▶ [Data for review]
::::

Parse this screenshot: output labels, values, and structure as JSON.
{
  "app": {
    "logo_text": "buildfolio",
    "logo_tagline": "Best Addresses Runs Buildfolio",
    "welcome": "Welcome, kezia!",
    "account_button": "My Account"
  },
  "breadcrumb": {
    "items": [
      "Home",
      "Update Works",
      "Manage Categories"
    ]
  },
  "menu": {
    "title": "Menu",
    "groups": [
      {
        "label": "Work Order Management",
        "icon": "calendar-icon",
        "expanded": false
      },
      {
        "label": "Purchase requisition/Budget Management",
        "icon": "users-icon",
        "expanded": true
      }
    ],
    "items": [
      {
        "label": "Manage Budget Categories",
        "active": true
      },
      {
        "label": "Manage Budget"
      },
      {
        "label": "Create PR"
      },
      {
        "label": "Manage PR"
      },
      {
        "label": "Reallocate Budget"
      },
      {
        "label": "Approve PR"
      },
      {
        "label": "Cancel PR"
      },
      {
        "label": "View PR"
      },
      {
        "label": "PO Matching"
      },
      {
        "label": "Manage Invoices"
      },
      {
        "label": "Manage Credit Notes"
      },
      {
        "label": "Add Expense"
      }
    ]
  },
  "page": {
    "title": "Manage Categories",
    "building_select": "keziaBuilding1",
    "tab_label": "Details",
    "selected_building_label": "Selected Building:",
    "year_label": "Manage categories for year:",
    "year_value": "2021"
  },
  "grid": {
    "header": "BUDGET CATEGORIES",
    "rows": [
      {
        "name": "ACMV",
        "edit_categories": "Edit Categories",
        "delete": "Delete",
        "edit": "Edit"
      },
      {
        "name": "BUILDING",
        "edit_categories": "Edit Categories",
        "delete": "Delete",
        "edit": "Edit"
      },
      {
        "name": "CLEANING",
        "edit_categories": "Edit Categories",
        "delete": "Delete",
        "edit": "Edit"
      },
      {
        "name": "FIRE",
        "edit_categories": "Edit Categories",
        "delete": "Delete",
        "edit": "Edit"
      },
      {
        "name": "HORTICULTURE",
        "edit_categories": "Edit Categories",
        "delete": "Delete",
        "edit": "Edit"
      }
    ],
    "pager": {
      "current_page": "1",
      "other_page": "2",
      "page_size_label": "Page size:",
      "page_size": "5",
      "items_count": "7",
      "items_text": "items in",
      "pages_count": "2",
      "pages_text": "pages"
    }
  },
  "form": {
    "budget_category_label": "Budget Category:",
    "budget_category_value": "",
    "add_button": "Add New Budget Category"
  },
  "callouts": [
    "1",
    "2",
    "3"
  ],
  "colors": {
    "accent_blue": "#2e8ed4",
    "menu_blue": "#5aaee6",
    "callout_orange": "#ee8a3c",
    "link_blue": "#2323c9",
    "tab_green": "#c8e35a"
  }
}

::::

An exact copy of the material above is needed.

Parse this screenshot: output labels, values, and structure as JSON.
{
  "app": {
    "logo_text": "buildfolio",
    "logo_tagline": "Best Addresses Runs Buildfolio",
    "welcome": "Welcome, kezia!",
    "account_button": "My Account"
  },
  "breadcrumb": {
    "items": [
      "Home",
      "Update Works",
      "Manage Categories"
    ]
  },
  "menu": {
    "title": "Menu",
    "groups": [
      {
        "label": "Work Order Management",
        "icon": "calendar-icon",
        "expanded": false
      },
      {
        "label": "Purchase requisition/Budget Management",
        "icon": "users-icon",
        "expanded": true
      }
    ],
    "items": [
      {
        "label": "Manage Budget Categories",
        "active": true
      },
      {
        "label": "Manage Budget"
      },
      {
        "label": "Create PR"
      },
      {
        "label": "Manage PR"
      },
      {
        "label": "Reallocate Budget"
      },
      {
        "label": "Approve PR"
      },
      {
        "label": "Cancel PR"
      },
      {
        "label": "View PR"
      },
      {
        "label": "PO Matching"
      },
      {
        "label": "Manage Invoices"
      },
      {
        "label": "Manage Credit Notes"
      },
      {
        "label": "Add Expense"
      }
    ]
  },
  "page": {
    "title": "Manage Categories",
    "building_select": "keziaBuilding1",
    "tab_label": "Details",
    "selected_building_label": "Selected Building:",
    "year_label": "Manage categories for year:",
    "year_value": "2021"
  },
  "grid": {
    "header": "BUDGET CATEGORIES",
    "rows": [
      {
        "name": "ACMV",
        "edit_categories": "Edit Categories",
        "delete": "Delete",
        "edit": "Edit"
      },
      {
        "name": "BUILDING",
        "edit_categories": "Edit Categories",
        "delete": "Delete",
        "edit": "Edit"
      },
      {
        "name": "CLEANING",
        "edit_categories": "Edit Categories",
        "delete": "Delete",
        "edit": "Edit"
      },
      {
        "name": "FIRE",
        "edit_categories": "Edit Categories",
        "delete": "Delete",
        "edit": "Edit"
      },
      {
        "name": "HORTICULTURE",
        "edit_categories": "Edit Categories",
        "delete": "Delete",
        "edit": "Edit"
      }
    ],
    "pager": {
      "current_page": "1",
      "other_page": "2",
      "page_size_label": "Page size:",
      "page_size": "5",
      "items_count": "7",
      "items_text": "items in",
      "pages_count": "2",
      "pages_text": "pages"
    }
  },
  "form": {
    "budget_category_label": "Budget Category:",
    "budget_category_value": "",
    "add_button": "Add New Budget Category"
  },
  "callouts": [
    "1",
    "2",
    "3"
  ],
  "colors": {
    "accent_blue": "#2e8ed4",
    "menu_blue": "#5aaee6",
    "callout_orange": "#ee8a3c",
    "link_blue": "#2323c9",
    "tab_green": "#c8e35a"
  }
}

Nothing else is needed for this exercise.